**RECORDS FOR PROCESSING:**

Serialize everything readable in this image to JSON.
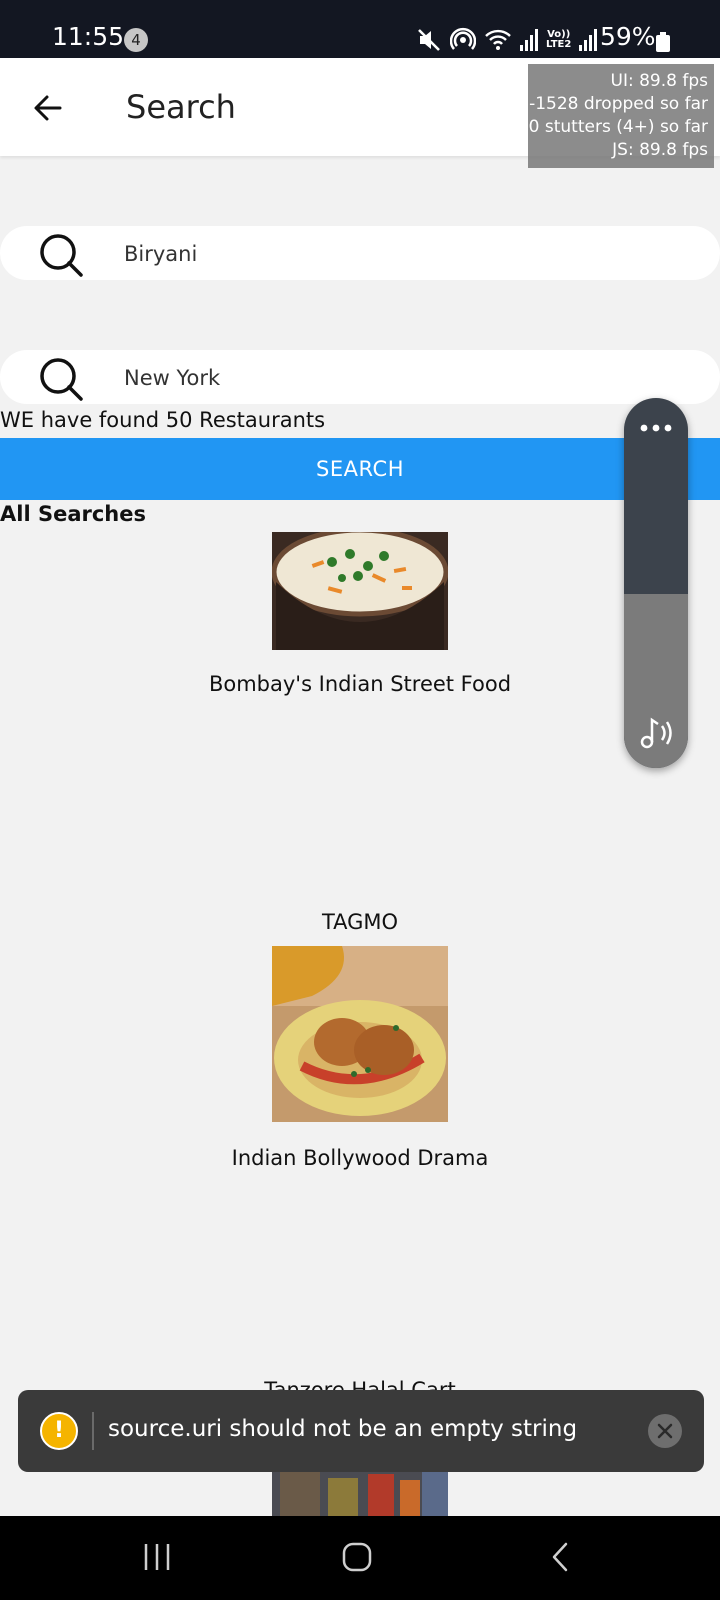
{
  "status_bar": {
    "time": "11:55",
    "notification_count": "4",
    "volte_label_top": "Vo))",
    "volte_label_bottom": "LTE2",
    "battery": "59%",
    "icons": [
      "mute-icon",
      "hotspot-icon",
      "wifi-icon",
      "signal-icon",
      "volte-icon",
      "signal-icon",
      "battery-icon"
    ]
  },
  "app_bar": {
    "title": "Search",
    "back_icon": "arrow-left-icon"
  },
  "fps_overlay": {
    "line1": "UI: 89.8 fps",
    "line2": "-1528 dropped so far",
    "line3": "0 stutters (4+) so far",
    "line4": "JS: 89.8 fps"
  },
  "search": {
    "query_value": "Biryani",
    "location_value": "New York",
    "results_text": "WE have found 50 Restaurants",
    "button_label": "SEARCH",
    "section_title": "All Searches"
  },
  "restaurants": [
    {
      "name": "Bombay's Indian Street Food",
      "image": "biryani-pot-photo"
    },
    {
      "name": "TAGMO",
      "image": "none"
    },
    {
      "name": "Indian Bollywood Drama",
      "image": "croquettes-plate-photo"
    },
    {
      "name": "Tanzore Halal Cart",
      "image": "street-cart-photo"
    }
  ],
  "volume_panel": {
    "icons": [
      "more-dots-icon",
      "music-note-icon"
    ],
    "level": 0.47
  },
  "toast": {
    "message": "source.uri should not be an empty string",
    "icons": [
      "warning-icon",
      "close-icon"
    ]
  },
  "nav_bar": {
    "icons": [
      "recents-icon",
      "home-icon",
      "back-icon"
    ]
  },
  "colors": {
    "status_bar": "#131722",
    "accent": "#2196f3",
    "background": "#f2f2f2",
    "toast": "#3a3a3a",
    "warning": "#f5b400"
  }
}
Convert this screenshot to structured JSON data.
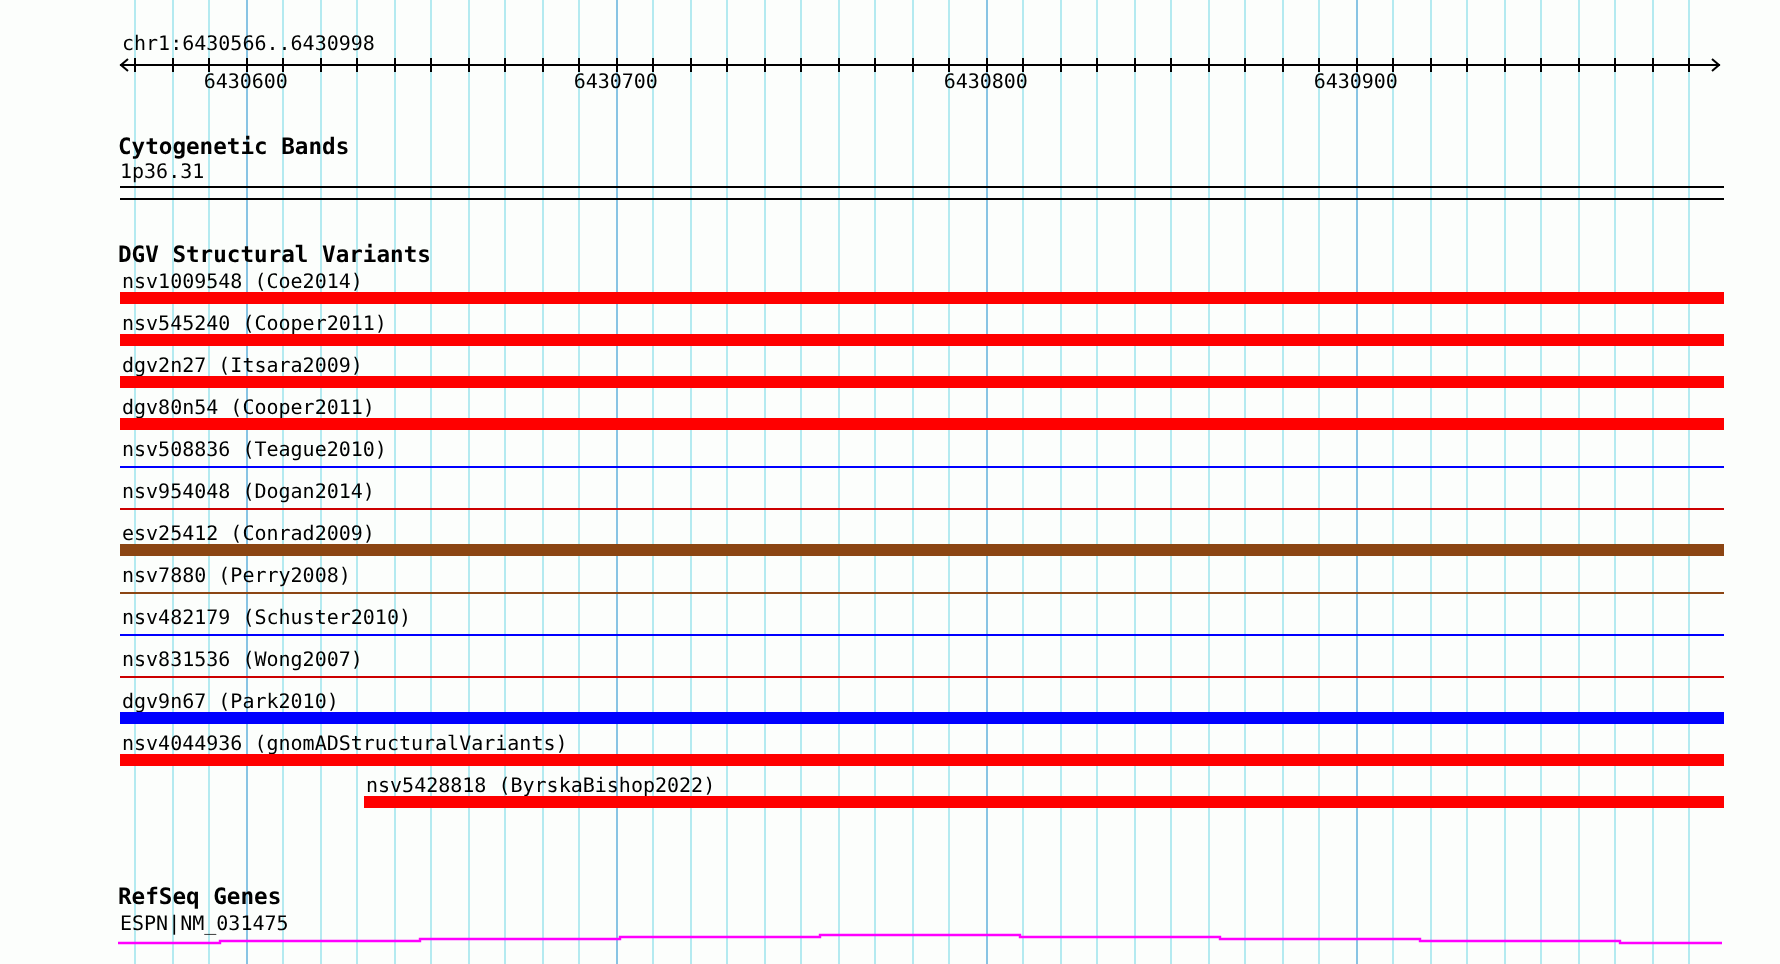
{
  "position": "chr1:6430566..6430998",
  "ruler": {
    "labels": [
      "6430600",
      "6430700",
      "6430800",
      "6430900"
    ]
  },
  "cytogenetic_bands": {
    "title": "Cytogenetic Bands",
    "band": "1p36.31"
  },
  "dgv": {
    "title": "DGV Structural Variants",
    "variants": [
      {
        "label": "nsv1009548 (Coe2014)",
        "kind": "thick",
        "color": "#ff0000",
        "indented": false
      },
      {
        "label": "nsv545240 (Cooper2011)",
        "kind": "thick",
        "color": "#ff0000",
        "indented": false
      },
      {
        "label": "dgv2n27 (Itsara2009)",
        "kind": "thick",
        "color": "#ff0000",
        "indented": false
      },
      {
        "label": "dgv80n54 (Cooper2011)",
        "kind": "thick",
        "color": "#ff0000",
        "indented": false
      },
      {
        "label": "nsv508836 (Teague2010)",
        "kind": "thin",
        "color": "#0000ff",
        "indented": false
      },
      {
        "label": "nsv954048 (Dogan2014)",
        "kind": "thin",
        "color": "#cc0000",
        "indented": false
      },
      {
        "label": "esv25412 (Conrad2009)",
        "kind": "thick",
        "color": "#8b4513",
        "indented": false
      },
      {
        "label": "nsv7880 (Perry2008)",
        "kind": "thin",
        "color": "#8b4513",
        "indented": false
      },
      {
        "label": "nsv482179 (Schuster2010)",
        "kind": "thin",
        "color": "#0000ff",
        "indented": false
      },
      {
        "label": "nsv831536 (Wong2007)",
        "kind": "thin",
        "color": "#cc0000",
        "indented": false
      },
      {
        "label": "dgv9n67 (Park2010)",
        "kind": "thick",
        "color": "#0000ff",
        "indented": false
      },
      {
        "label": "nsv4044936 (gnomADStructuralVariants)",
        "kind": "thick",
        "color": "#ff0000",
        "indented": false
      },
      {
        "label": "nsv5428818 (ByrskaBishop2022)",
        "kind": "thick",
        "color": "#ff0000",
        "indented": true
      }
    ]
  },
  "refseq": {
    "title": "RefSeq Genes",
    "gene": "ESPN|NM_031475"
  }
}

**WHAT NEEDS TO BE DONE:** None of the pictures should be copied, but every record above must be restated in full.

**ANSWER TO THIS PROBLEM:**
Serialize everything readable in this image to JSON.
{
  "status_bar": {
    "time": "11:55",
    "notification_count": "4",
    "volte_label_top": "Vo))",
    "volte_label_bottom": "LTE2",
    "battery": "59%",
    "icons": [
      "mute-icon",
      "hotspot-icon",
      "wifi-icon",
      "signal-icon",
      "volte-icon",
      "signal-icon",
      "battery-icon"
    ]
  },
  "app_bar": {
    "title": "Search",
    "back_icon": "arrow-left-icon"
  },
  "fps_overlay": {
    "line1": "UI: 89.8 fps",
    "line2": "-1528 dropped so far",
    "line3": "0 stutters (4+) so far",
    "line4": "JS: 89.8 fps"
  },
  "search": {
    "query_value": "Biryani",
    "location_value": "New York",
    "results_text": "WE have found 50 Restaurants",
    "button_label": "SEARCH",
    "section_title": "All Searches"
  },
  "restaurants": [
    {
      "name": "Bombay's Indian Street Food",
      "image": "biryani-pot-photo"
    },
    {
      "name": "TAGMO",
      "image": "none"
    },
    {
      "name": "Indian Bollywood Drama",
      "image": "croquettes-plate-photo"
    },
    {
      "name": "Tanzore Halal Cart",
      "image": "street-cart-photo"
    }
  ],
  "volume_panel": {
    "icons": [
      "more-dots-icon",
      "music-note-icon"
    ],
    "level": 0.47
  },
  "toast": {
    "message": "source.uri should not be an empty string",
    "icons": [
      "warning-icon",
      "close-icon"
    ]
  },
  "nav_bar": {
    "icons": [
      "recents-icon",
      "home-icon",
      "back-icon"
    ]
  },
  "colors": {
    "status_bar": "#131722",
    "accent": "#2196f3",
    "background": "#f2f2f2",
    "toast": "#3a3a3a",
    "warning": "#f5b400"
  }
}
Convert this screenshot to structured JSON data.
{
  "position": "chr1:6430566..6430998",
  "ruler": {
    "labels": [
      "6430600",
      "6430700",
      "6430800",
      "6430900"
    ]
  },
  "cytogenetic_bands": {
    "title": "Cytogenetic Bands",
    "band": "1p36.31"
  },
  "dgv": {
    "title": "DGV Structural Variants",
    "variants": [
      {
        "label": "nsv1009548 (Coe2014)",
        "kind": "thick",
        "color": "#ff0000",
        "indented": false
      },
      {
        "label": "nsv545240 (Cooper2011)",
        "kind": "thick",
        "color": "#ff0000",
        "indented": false
      },
      {
        "label": "dgv2n27 (Itsara2009)",
        "kind": "thick",
        "color": "#ff0000",
        "indented": false
      },
      {
        "label": "dgv80n54 (Cooper2011)",
        "kind": "thick",
        "color": "#ff0000",
        "indented": false
      },
      {
        "label": "nsv508836 (Teague2010)",
        "kind": "thin",
        "color": "#0000ff",
        "indented": false
      },
      {
        "label": "nsv954048 (Dogan2014)",
        "kind": "thin",
        "color": "#cc0000",
        "indented": false
      },
      {
        "label": "esv25412 (Conrad2009)",
        "kind": "thick",
        "color": "#8b4513",
        "indented": false
      },
      {
        "label": "nsv7880 (Perry2008)",
        "kind": "thin",
        "color": "#8b4513",
        "indented": false
      },
      {
        "label": "nsv482179 (Schuster2010)",
        "kind": "thin",
        "color": "#0000ff",
        "indented": false
      },
      {
        "label": "nsv831536 (Wong2007)",
        "kind": "thin",
        "color": "#cc0000",
        "indented": false
      },
      {
        "label": "dgv9n67 (Park2010)",
        "kind": "thick",
        "color": "#0000ff",
        "indented": false
      },
      {
        "label": "nsv4044936 (gnomADStructuralVariants)",
        "kind": "thick",
        "color": "#ff0000",
        "indented": false
      },
      {
        "label": "nsv5428818 (ByrskaBishop2022)",
        "kind": "thick",
        "color": "#ff0000",
        "indented": true
      }
    ]
  },
  "refseq": {
    "title": "RefSeq Genes",
    "gene": "ESPN|NM_031475"
  }
}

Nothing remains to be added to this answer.